» **EXERCISE DATA**:
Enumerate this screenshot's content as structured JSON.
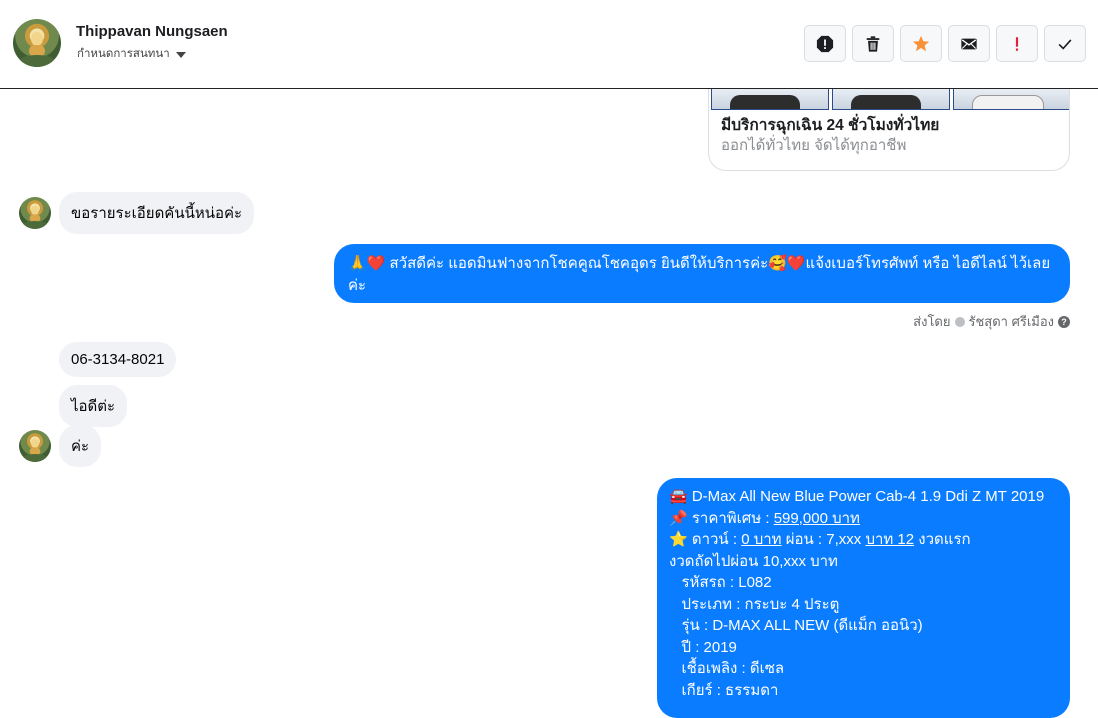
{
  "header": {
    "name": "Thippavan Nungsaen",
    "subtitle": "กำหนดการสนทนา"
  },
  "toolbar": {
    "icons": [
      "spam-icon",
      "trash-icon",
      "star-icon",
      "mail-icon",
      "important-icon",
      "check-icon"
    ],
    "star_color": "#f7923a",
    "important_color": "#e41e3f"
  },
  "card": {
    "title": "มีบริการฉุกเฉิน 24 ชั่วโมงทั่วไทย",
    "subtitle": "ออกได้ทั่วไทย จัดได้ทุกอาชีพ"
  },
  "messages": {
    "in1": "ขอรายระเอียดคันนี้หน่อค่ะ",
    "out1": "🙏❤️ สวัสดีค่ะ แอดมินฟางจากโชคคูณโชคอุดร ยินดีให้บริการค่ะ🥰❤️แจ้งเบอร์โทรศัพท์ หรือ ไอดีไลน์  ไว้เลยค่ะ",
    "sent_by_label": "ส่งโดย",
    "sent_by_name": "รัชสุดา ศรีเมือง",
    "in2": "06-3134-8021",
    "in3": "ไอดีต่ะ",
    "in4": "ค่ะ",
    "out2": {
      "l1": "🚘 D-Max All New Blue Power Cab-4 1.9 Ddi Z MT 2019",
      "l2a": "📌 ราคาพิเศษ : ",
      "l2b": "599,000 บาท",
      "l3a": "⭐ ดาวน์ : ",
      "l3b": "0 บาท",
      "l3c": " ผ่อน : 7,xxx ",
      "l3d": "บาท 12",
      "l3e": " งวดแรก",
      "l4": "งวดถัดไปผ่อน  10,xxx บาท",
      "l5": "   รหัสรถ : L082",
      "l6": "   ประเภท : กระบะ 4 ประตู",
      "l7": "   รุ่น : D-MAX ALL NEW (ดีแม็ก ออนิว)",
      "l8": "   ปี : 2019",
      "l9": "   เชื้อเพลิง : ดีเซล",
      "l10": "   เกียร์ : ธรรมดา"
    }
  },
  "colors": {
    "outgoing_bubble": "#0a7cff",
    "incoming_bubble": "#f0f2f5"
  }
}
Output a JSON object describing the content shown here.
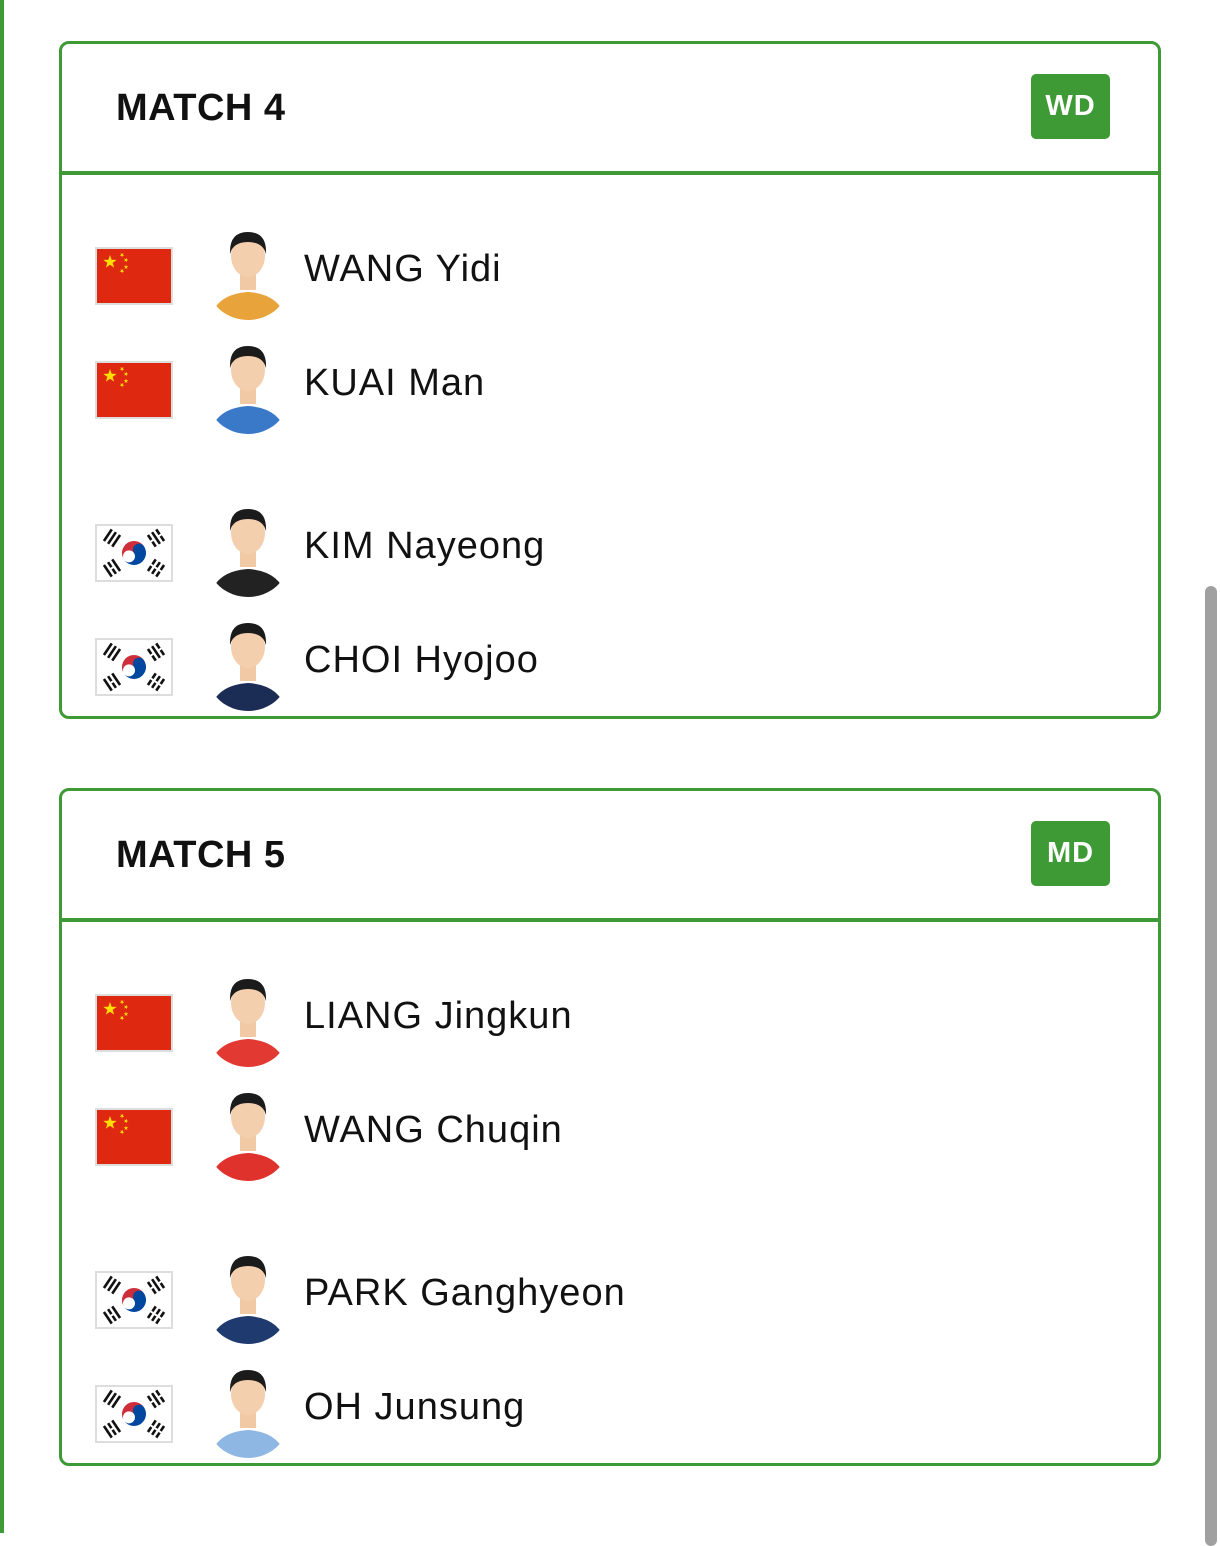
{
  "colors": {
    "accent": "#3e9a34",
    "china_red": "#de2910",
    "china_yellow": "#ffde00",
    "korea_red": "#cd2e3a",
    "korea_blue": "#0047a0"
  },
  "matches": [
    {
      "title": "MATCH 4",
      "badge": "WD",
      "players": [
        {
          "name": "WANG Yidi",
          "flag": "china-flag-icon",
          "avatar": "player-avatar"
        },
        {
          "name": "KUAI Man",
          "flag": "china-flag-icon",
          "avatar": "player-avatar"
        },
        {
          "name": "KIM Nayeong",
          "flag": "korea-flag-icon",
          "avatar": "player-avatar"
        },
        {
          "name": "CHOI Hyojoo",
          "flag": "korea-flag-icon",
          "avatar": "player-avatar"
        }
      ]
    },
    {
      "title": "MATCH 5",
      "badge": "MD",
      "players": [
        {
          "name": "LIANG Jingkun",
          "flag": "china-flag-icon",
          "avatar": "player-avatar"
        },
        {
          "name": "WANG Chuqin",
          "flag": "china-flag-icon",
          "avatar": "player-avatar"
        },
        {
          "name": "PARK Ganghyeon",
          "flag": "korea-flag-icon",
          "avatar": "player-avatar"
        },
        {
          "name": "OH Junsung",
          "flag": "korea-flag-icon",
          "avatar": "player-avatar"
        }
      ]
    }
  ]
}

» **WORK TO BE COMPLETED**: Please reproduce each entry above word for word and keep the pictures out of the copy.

» **WRITTEN RESPONSE**:
Enumerate this screenshot's content as structured JSON.
{
  "header": {
    "name": "Thippavan Nungsaen",
    "subtitle": "กำหนดการสนทนา"
  },
  "toolbar": {
    "icons": [
      "spam-icon",
      "trash-icon",
      "star-icon",
      "mail-icon",
      "important-icon",
      "check-icon"
    ],
    "star_color": "#f7923a",
    "important_color": "#e41e3f"
  },
  "card": {
    "title": "มีบริการฉุกเฉิน 24 ชั่วโมงทั่วไทย",
    "subtitle": "ออกได้ทั่วไทย จัดได้ทุกอาชีพ"
  },
  "messages": {
    "in1": "ขอรายระเอียดคันนี้หน่อค่ะ",
    "out1": "🙏❤️ สวัสดีค่ะ แอดมินฟางจากโชคคูณโชคอุดร ยินดีให้บริการค่ะ🥰❤️แจ้งเบอร์โทรศัพท์ หรือ ไอดีไลน์  ไว้เลยค่ะ",
    "sent_by_label": "ส่งโดย",
    "sent_by_name": "รัชสุดา ศรีเมือง",
    "in2": "06-3134-8021",
    "in3": "ไอดีต่ะ",
    "in4": "ค่ะ",
    "out2": {
      "l1": "🚘 D-Max All New Blue Power Cab-4 1.9 Ddi Z MT 2019",
      "l2a": "📌 ราคาพิเศษ : ",
      "l2b": "599,000 บาท",
      "l3a": "⭐ ดาวน์ : ",
      "l3b": "0 บาท",
      "l3c": " ผ่อน : 7,xxx ",
      "l3d": "บาท 12",
      "l3e": " งวดแรก",
      "l4": "งวดถัดไปผ่อน  10,xxx บาท",
      "l5": "   รหัสรถ : L082",
      "l6": "   ประเภท : กระบะ 4 ประตู",
      "l7": "   รุ่น : D-MAX ALL NEW (ดีแม็ก ออนิว)",
      "l8": "   ปี : 2019",
      "l9": "   เชื้อเพลิง : ดีเซล",
      "l10": "   เกียร์ : ธรรมดา"
    }
  },
  "colors": {
    "outgoing_bubble": "#0a7cff",
    "incoming_bubble": "#f0f2f5"
  }
}
Output a JSON object describing the content shown here.
{
  "colors": {
    "accent": "#3e9a34",
    "china_red": "#de2910",
    "china_yellow": "#ffde00",
    "korea_red": "#cd2e3a",
    "korea_blue": "#0047a0"
  },
  "matches": [
    {
      "title": "MATCH 4",
      "badge": "WD",
      "players": [
        {
          "name": "WANG Yidi",
          "flag": "china-flag-icon",
          "avatar": "player-avatar"
        },
        {
          "name": "KUAI Man",
          "flag": "china-flag-icon",
          "avatar": "player-avatar"
        },
        {
          "name": "KIM Nayeong",
          "flag": "korea-flag-icon",
          "avatar": "player-avatar"
        },
        {
          "name": "CHOI Hyojoo",
          "flag": "korea-flag-icon",
          "avatar": "player-avatar"
        }
      ]
    },
    {
      "title": "MATCH 5",
      "badge": "MD",
      "players": [
        {
          "name": "LIANG Jingkun",
          "flag": "china-flag-icon",
          "avatar": "player-avatar"
        },
        {
          "name": "WANG Chuqin",
          "flag": "china-flag-icon",
          "avatar": "player-avatar"
        },
        {
          "name": "PARK Ganghyeon",
          "flag": "korea-flag-icon",
          "avatar": "player-avatar"
        },
        {
          "name": "OH Junsung",
          "flag": "korea-flag-icon",
          "avatar": "player-avatar"
        }
      ]
    }
  ]
}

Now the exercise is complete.